An anteverted uterus is a tipped uterus, that is, one which tilts forward. It is different from a retroverted uterus which exhibits a backward tilt.
It may be noted that the uterus consists of 2 parts, the fundus or the upper area of the uterus and the lower cervix. The fundus may sometimes be larger in women who have been pregnant and delivered a baby, while it tends to be smaller, during menopause, in women who have never become pregnant. The cervix measures about 2 inches or sometimes even more. The uterus occurs on the top and is about the size of a pear. The body of the uterus and the cervix join the sidewalls of the pelvis with the help of many ligaments. These ligaments are slightly flexible and allow for a minor forward or backward tilt of the uterus. If a woman has had 2 or more vaginal deliveries, then the ligaments tend to be more flexible as compared to women who have never given birth to a child.
The presence of a slightly forward tilting or anteverted uterus is considered normal. In such cases, the uterus typically flexes to the side of the bladder. However, neither forward nor backward type of uterus tilting is an indication of an underlying pregnancy, nor does it affect the capacity of the women to become pregnant.
What is a normal womb or uterus?
The uterus is an organ shaped like a pear and lying snug in the pelvic area. It measures about 5 cm in width, 8 cm in length, and 3 cm in depth. It is made of a thick muscular strong wall and is hollow within. The upper section of the uterus is known as the fundus; it is the place where the fertilized egg develops into a fetus and then a baby. The lower section which is called cervix and passes into the vagina.
When the uterus is tilted backward, i.e., it leans away from the bladder, then it is referred to as a retroverted uterus. When the uterus leans over the bladder, i.e., forwards towards and over the top part of the bladder, then it is known as an anteflexed or an anteverted uterus. Both these positions of the uterus are not thought to be abnormal as it does not affect the structure of the organ but only the way it is positioned or placed in the pelvis.
An anteverted uterus also does not mean that affected women have lesser ability to become pregnant. This is due to the fact that the ability of the sperms to pass into the fallopian tubes via the uterus is not dependent on the manner in which the uterus is placed. Thus, anteverted uterus is just a medical term used by physicians to differentiate between the different types of uterus positioning.
It is believed that about fifty percent of all women tend to feature an anteverted uterus. However, the severity and degree of such a forward tilt of the reproductive system tends to vary from one woman to another. Such differences in the severity and degree of the forward tilt also generally does not adversely affect the gestational period, the normal function of the reproductive system, the fertility, or the general sexual health of the affected woman.

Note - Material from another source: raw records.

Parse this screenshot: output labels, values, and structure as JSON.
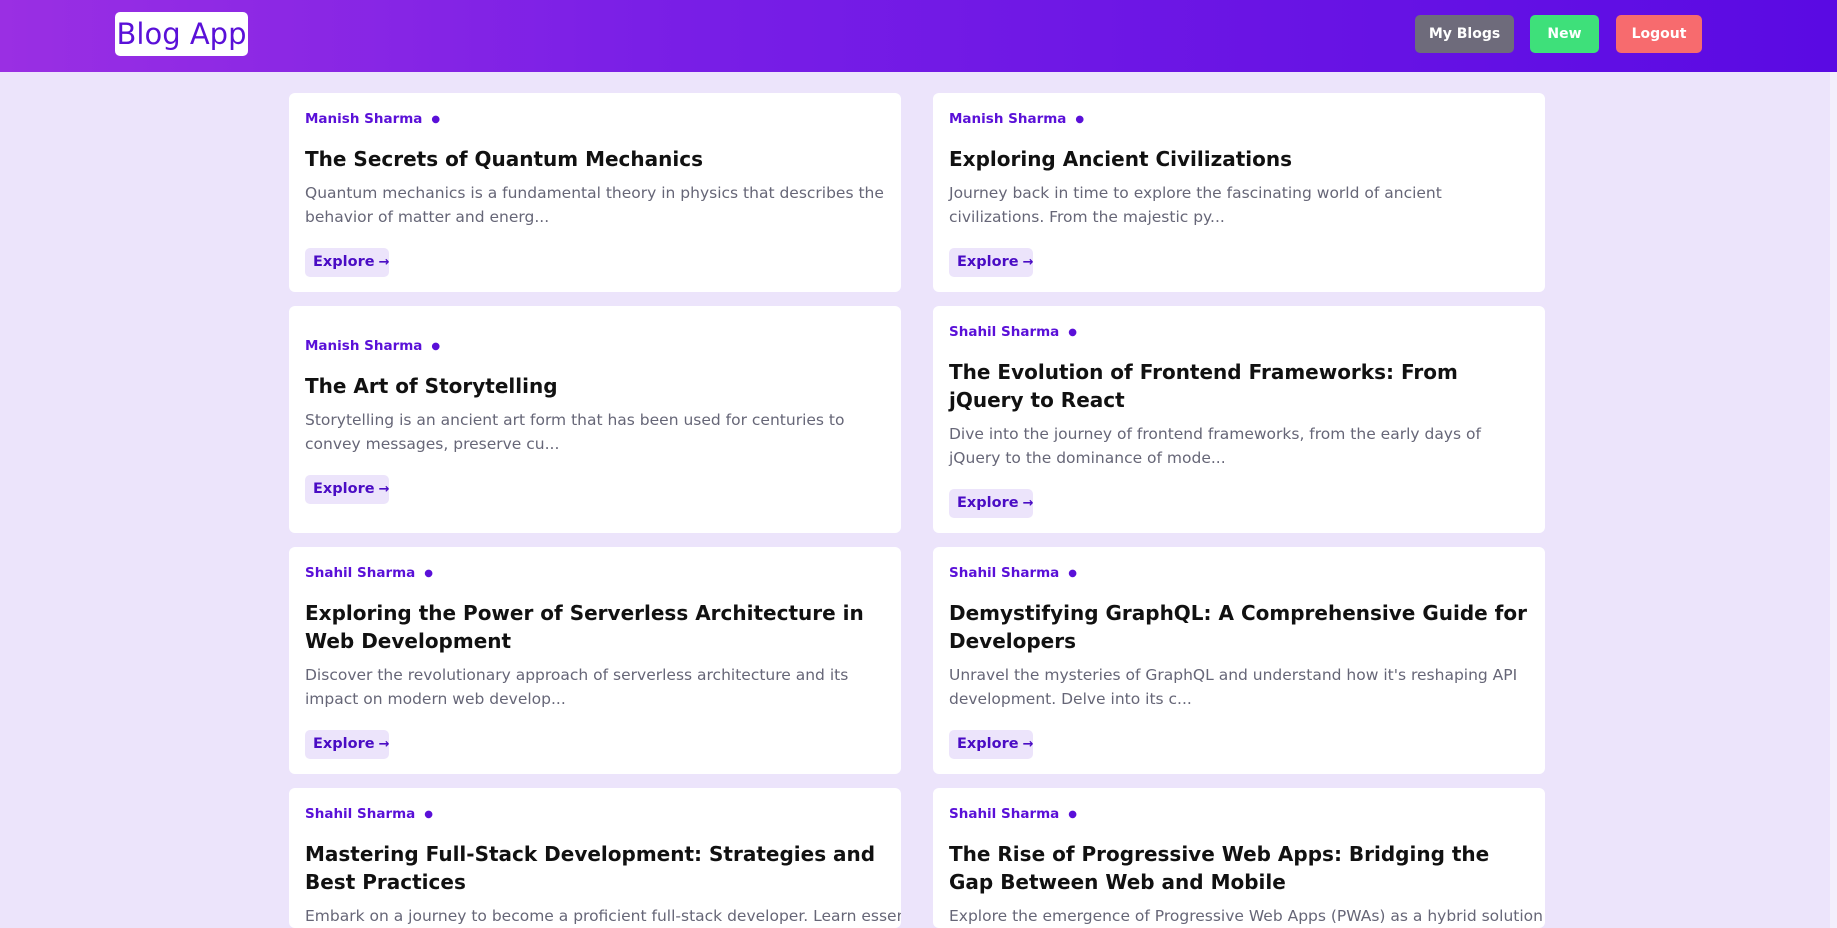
{
  "header": {
    "brand": "Blog App",
    "my_blogs_label": "My Blogs",
    "new_label": "New",
    "logout_label": "Logout"
  },
  "colors": {
    "accent": "#5a10d8",
    "page_bg": "#ece4fb",
    "my_blogs_bg": "#6e6b7b",
    "new_bg": "#3ee07a",
    "logout_bg": "#f76b6e"
  },
  "explore_label": "Explore",
  "posts": [
    {
      "author": "Manish Sharma",
      "title": "The Secrets of Quantum Mechanics",
      "excerpt": "Quantum mechanics is a fundamental theory in physics that describes the behavior of matter and energ..."
    },
    {
      "author": "Manish Sharma",
      "title": "Exploring Ancient Civilizations",
      "excerpt": "Journey back in time to explore the fascinating world of ancient civilizations. From the majestic py..."
    },
    {
      "author": "Manish Sharma",
      "title": "The Art of Storytelling",
      "excerpt": "Storytelling is an ancient art form that has been used for centuries to convey messages, preserve cu..."
    },
    {
      "author": "Shahil Sharma",
      "title": "The Evolution of Frontend Frameworks: From jQuery to React",
      "excerpt": "Dive into the journey of frontend frameworks, from the early days of jQuery to the dominance of mode..."
    },
    {
      "author": "Shahil Sharma",
      "title": "Exploring the Power of Serverless Architecture in Web Development",
      "excerpt": "Discover the revolutionary approach of serverless architecture and its impact on modern web develop..."
    },
    {
      "author": "Shahil Sharma",
      "title": "Demystifying GraphQL: A Comprehensive Guide for Developers",
      "excerpt": "Unravel the mysteries of GraphQL and understand how it's reshaping API development. Delve into its c..."
    },
    {
      "author": "Shahil Sharma",
      "title": "Mastering Full-Stack Development: Strategies and Best Practices",
      "excerpt": "Embark on a journey to become a proficient full-stack developer. Learn essential"
    },
    {
      "author": "Shahil Sharma",
      "title": "The Rise of Progressive Web Apps: Bridging the Gap Between Web and Mobile",
      "excerpt": "Explore the emergence of Progressive Web Apps (PWAs) as a hybrid solution for"
    }
  ]
}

Causes of an anteverted uterus
The exact cause of an anteverted uterus is not known. However, it is known that the body type and anatomy play a role. The pelvic area has ample room and thus body parts can easily move around. The presence of additional empty space, or rubbing of one organ with another can affect the axis and placement of the uterus.
Most female newborns tend to feature a midposed uterus, i.e., it is placed in a straight position. This position can however change, wherein the organ may tilt to any one side, during the normal process of growth and development. Increased pressure from a growing bladder is what usually causes an anteverted uterus. It is more common than the backward tilt, which typically occurs when the uterus is pulled from the rectum.
Sometimes, childbirth or pregnancy can trigger the uterus to attain a forward tilt. Even though the uterus expands and stretches to accommodate and create space for the growing baby, the associated pressure that is exerted as well as the baby’s position can result in tilting or tipping.
It is also possible for the ligaments to become weaker due to the extreme strain of childbirth, which then in turn may fail to hold the organ in place, thereby causing an anteverted uterus. Sometimes, the tilting may disappear and the organ may revert to its original midposed position after it has healed post childbirth. But sometimes, the tipping may be permanent and there is no reversal of the positioning of the organ to its original place.
With older age, the ligaments and muscles tend to become weaker and softer and thus are unable to hold the uterus in its normal position, thereby causing an anteverted uterus. Thus, the condition is more common in older women than younger ones.